[Extracted records]
++++

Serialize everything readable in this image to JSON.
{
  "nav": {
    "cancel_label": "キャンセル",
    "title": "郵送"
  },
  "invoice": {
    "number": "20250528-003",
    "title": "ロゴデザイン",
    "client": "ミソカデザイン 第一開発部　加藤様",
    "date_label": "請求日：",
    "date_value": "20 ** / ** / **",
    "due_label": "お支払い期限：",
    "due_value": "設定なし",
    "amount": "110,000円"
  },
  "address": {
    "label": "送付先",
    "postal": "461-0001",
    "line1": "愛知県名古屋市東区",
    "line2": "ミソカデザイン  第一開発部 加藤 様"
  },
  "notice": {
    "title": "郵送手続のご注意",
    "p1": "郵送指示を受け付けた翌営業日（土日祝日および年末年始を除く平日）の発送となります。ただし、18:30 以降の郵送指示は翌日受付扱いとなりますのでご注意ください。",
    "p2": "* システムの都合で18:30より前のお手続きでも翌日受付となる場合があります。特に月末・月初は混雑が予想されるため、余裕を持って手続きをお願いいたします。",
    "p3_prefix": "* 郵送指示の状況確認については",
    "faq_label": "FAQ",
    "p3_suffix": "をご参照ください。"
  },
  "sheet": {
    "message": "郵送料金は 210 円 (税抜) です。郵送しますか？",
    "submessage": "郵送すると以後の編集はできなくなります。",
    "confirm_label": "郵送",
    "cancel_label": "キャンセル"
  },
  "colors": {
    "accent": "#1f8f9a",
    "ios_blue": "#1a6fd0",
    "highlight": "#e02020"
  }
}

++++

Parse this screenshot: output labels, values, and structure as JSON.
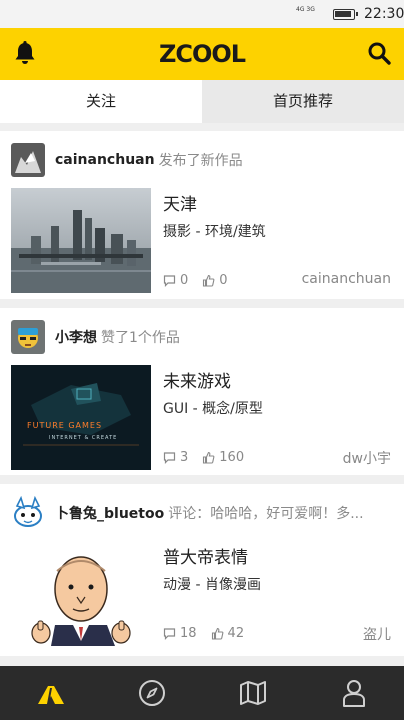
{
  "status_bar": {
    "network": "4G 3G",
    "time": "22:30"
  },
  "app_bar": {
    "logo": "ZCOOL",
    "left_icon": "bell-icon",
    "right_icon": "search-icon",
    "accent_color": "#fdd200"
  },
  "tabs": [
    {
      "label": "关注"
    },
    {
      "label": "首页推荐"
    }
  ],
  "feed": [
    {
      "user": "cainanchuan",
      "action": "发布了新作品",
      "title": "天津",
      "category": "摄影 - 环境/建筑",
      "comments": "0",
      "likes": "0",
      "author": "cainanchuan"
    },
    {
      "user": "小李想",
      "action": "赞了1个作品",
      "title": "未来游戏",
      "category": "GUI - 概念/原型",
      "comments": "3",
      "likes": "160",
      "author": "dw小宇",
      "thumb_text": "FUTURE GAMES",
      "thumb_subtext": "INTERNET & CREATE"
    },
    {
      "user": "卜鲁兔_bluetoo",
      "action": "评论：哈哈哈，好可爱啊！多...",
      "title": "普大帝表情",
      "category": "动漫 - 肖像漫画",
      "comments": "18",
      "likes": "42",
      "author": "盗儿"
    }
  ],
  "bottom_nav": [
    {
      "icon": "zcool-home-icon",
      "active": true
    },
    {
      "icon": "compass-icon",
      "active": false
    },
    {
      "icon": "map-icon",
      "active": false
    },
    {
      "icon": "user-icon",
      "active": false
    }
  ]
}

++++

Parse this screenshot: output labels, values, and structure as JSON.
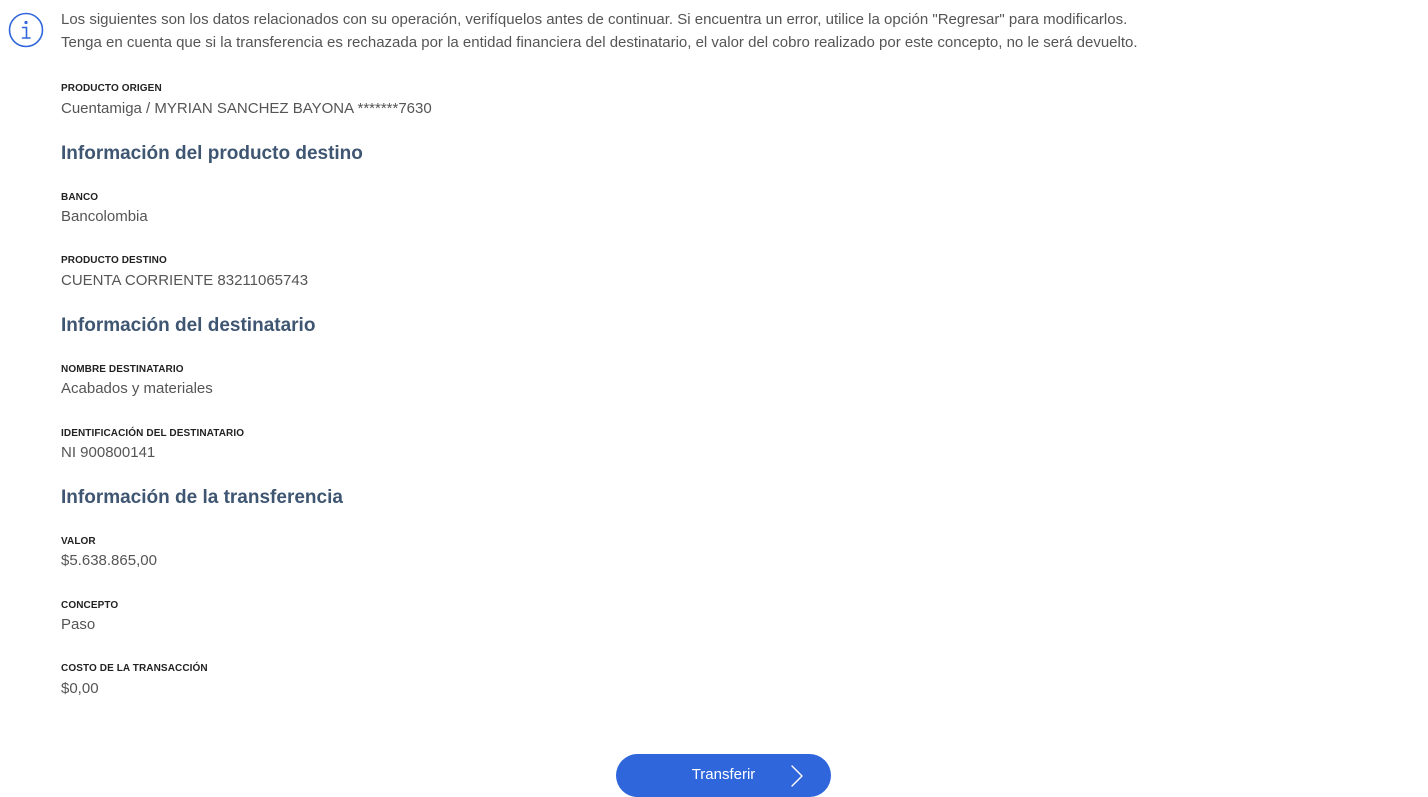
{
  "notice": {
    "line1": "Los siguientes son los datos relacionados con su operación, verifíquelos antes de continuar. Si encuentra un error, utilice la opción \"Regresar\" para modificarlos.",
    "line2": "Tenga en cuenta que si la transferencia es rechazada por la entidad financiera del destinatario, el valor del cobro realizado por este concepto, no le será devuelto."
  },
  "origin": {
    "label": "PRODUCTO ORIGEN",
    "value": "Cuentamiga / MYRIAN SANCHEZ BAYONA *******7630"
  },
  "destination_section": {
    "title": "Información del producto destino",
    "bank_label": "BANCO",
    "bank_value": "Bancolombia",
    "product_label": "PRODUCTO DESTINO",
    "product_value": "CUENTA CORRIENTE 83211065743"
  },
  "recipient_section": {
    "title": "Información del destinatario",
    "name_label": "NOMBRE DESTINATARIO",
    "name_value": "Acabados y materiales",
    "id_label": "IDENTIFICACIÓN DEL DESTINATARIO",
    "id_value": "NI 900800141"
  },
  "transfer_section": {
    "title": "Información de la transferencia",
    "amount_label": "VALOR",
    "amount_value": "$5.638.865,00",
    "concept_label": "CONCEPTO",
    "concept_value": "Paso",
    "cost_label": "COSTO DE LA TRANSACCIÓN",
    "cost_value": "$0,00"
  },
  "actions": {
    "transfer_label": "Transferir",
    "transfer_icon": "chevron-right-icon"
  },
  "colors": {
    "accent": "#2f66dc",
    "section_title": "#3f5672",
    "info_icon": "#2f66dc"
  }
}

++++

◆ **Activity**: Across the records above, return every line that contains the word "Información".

◆ **Worked solution**:
    "title": "Información del producto destino",
    "title": "Información del destinatario",
    "title": "Información de la transferencia",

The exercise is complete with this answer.